START Dataset

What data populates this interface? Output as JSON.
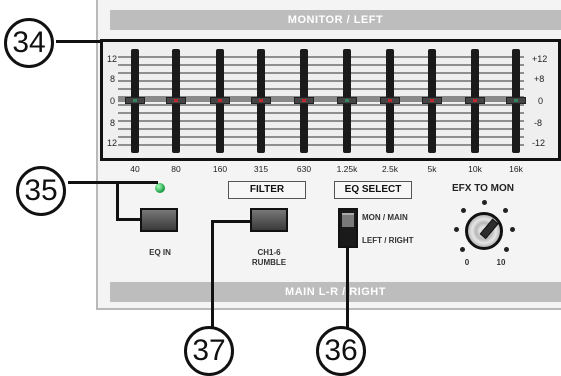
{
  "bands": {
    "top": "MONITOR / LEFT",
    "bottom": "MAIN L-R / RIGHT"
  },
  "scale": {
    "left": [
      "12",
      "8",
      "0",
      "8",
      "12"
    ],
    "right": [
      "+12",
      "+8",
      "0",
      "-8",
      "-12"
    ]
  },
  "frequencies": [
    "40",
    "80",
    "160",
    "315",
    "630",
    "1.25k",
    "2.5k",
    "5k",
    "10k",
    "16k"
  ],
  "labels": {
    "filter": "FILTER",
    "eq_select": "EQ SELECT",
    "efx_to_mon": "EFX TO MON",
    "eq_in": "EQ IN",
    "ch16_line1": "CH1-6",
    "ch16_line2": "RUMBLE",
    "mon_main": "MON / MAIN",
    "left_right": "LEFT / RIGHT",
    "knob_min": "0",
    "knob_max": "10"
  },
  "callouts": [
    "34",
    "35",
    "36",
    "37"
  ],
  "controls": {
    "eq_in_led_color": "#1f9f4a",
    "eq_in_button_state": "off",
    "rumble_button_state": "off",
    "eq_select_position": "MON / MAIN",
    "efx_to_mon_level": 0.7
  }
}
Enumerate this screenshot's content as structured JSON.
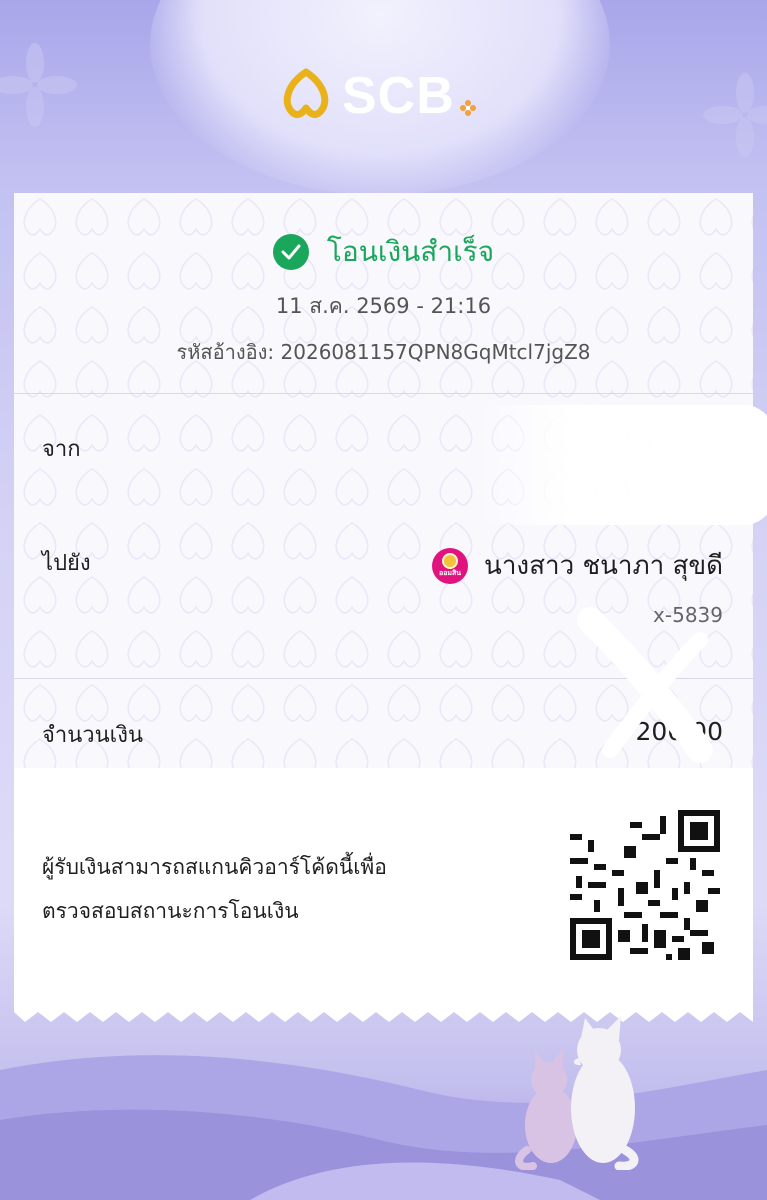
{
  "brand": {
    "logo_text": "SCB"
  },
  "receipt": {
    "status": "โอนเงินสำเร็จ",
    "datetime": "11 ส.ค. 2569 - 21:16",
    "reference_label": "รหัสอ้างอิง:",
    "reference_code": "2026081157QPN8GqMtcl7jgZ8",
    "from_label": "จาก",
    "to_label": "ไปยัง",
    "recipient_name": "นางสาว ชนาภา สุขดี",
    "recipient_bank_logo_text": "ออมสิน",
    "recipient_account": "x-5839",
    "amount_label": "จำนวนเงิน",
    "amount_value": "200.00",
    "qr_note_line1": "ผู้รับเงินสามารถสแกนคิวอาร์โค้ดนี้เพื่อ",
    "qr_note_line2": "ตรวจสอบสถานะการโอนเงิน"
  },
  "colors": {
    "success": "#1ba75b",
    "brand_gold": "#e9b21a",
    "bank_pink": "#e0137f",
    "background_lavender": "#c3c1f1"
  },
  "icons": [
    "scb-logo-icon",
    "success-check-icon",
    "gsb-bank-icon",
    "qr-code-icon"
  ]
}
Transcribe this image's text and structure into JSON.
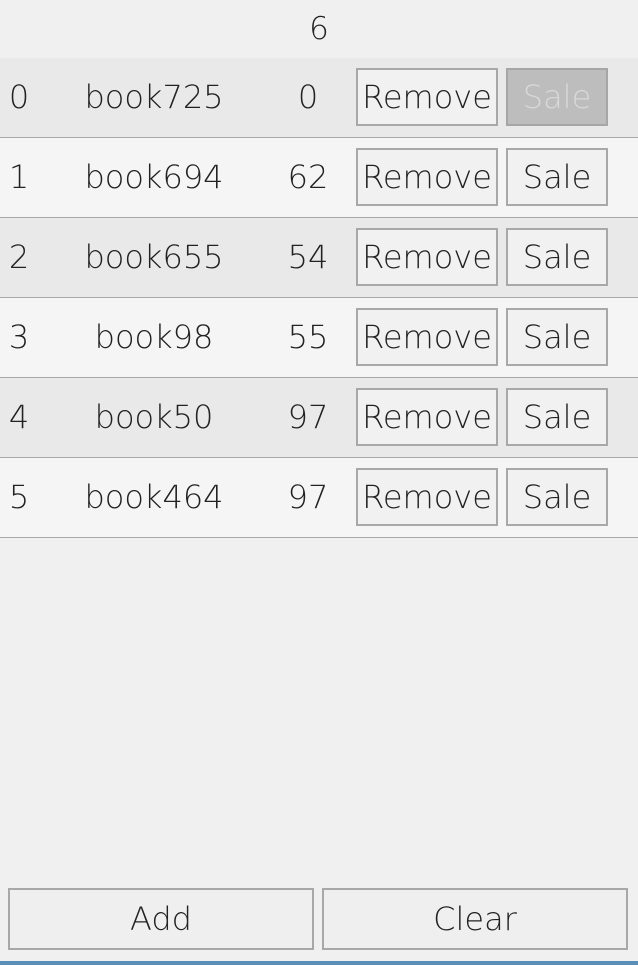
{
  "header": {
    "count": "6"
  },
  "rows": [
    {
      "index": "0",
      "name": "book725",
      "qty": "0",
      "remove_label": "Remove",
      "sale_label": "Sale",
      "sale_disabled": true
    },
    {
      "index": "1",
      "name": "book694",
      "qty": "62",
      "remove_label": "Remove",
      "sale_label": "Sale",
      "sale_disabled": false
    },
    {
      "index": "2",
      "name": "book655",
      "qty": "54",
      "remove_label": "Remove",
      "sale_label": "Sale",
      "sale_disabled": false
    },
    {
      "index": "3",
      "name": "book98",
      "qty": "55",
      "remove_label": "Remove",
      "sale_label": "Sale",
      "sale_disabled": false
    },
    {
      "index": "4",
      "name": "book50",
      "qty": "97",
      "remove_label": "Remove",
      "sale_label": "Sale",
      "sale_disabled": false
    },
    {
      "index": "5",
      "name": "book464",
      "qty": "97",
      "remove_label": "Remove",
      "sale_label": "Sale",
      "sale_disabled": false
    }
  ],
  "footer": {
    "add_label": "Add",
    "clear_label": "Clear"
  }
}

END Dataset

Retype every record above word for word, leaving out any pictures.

Task solution:
What data populates this interface? Output as JSON.
{
  "bands": {
    "top": "MONITOR / LEFT",
    "bottom": "MAIN L-R / RIGHT"
  },
  "scale": {
    "left": [
      "12",
      "8",
      "0",
      "8",
      "12"
    ],
    "right": [
      "+12",
      "+8",
      "0",
      "-8",
      "-12"
    ]
  },
  "frequencies": [
    "40",
    "80",
    "160",
    "315",
    "630",
    "1.25k",
    "2.5k",
    "5k",
    "10k",
    "16k"
  ],
  "labels": {
    "filter": "FILTER",
    "eq_select": "EQ SELECT",
    "efx_to_mon": "EFX TO MON",
    "eq_in": "EQ IN",
    "ch16_line1": "CH1-6",
    "ch16_line2": "RUMBLE",
    "mon_main": "MON / MAIN",
    "left_right": "LEFT / RIGHT",
    "knob_min": "0",
    "knob_max": "10"
  },
  "callouts": [
    "34",
    "35",
    "36",
    "37"
  ],
  "controls": {
    "eq_in_led_color": "#1f9f4a",
    "eq_in_button_state": "off",
    "rumble_button_state": "off",
    "eq_select_position": "MON / MAIN",
    "efx_to_mon_level": 0.7
  }
}
Enumerate this screenshot's content as structured JSON.
{
  "brand": {
    "logo_text": "SCB"
  },
  "receipt": {
    "status": "โอนเงินสำเร็จ",
    "datetime": "11 ส.ค. 2569 - 21:16",
    "reference_label": "รหัสอ้างอิง:",
    "reference_code": "2026081157QPN8GqMtcl7jgZ8",
    "from_label": "จาก",
    "to_label": "ไปยัง",
    "recipient_name": "นางสาว ชนาภา สุขดี",
    "recipient_bank_logo_text": "ออมสิน",
    "recipient_account": "x-5839",
    "amount_label": "จำนวนเงิน",
    "amount_value": "200.00",
    "qr_note_line1": "ผู้รับเงินสามารถสแกนคิวอาร์โค้ดนี้เพื่อ",
    "qr_note_line2": "ตรวจสอบสถานะการโอนเงิน"
  },
  "colors": {
    "success": "#1ba75b",
    "brand_gold": "#e9b21a",
    "bank_pink": "#e0137f",
    "background_lavender": "#c3c1f1"
  },
  "icons": [
    "scb-logo-icon",
    "success-check-icon",
    "gsb-bank-icon",
    "qr-code-icon"
  ]
}
Transcribe this image's text and structure into JSON.
{
  "header": {
    "count": "6"
  },
  "rows": [
    {
      "index": "0",
      "name": "book725",
      "qty": "0",
      "remove_label": "Remove",
      "sale_label": "Sale",
      "sale_disabled": true
    },
    {
      "index": "1",
      "name": "book694",
      "qty": "62",
      "remove_label": "Remove",
      "sale_label": "Sale",
      "sale_disabled": false
    },
    {
      "index": "2",
      "name": "book655",
      "qty": "54",
      "remove_label": "Remove",
      "sale_label": "Sale",
      "sale_disabled": false
    },
    {
      "index": "3",
      "name": "book98",
      "qty": "55",
      "remove_label": "Remove",
      "sale_label": "Sale",
      "sale_disabled": false
    },
    {
      "index": "4",
      "name": "book50",
      "qty": "97",
      "remove_label": "Remove",
      "sale_label": "Sale",
      "sale_disabled": false
    },
    {
      "index": "5",
      "name": "book464",
      "qty": "97",
      "remove_label": "Remove",
      "sale_label": "Sale",
      "sale_disabled": false
    }
  ],
  "footer": {
    "add_label": "Add",
    "clear_label": "Clear"
  }
}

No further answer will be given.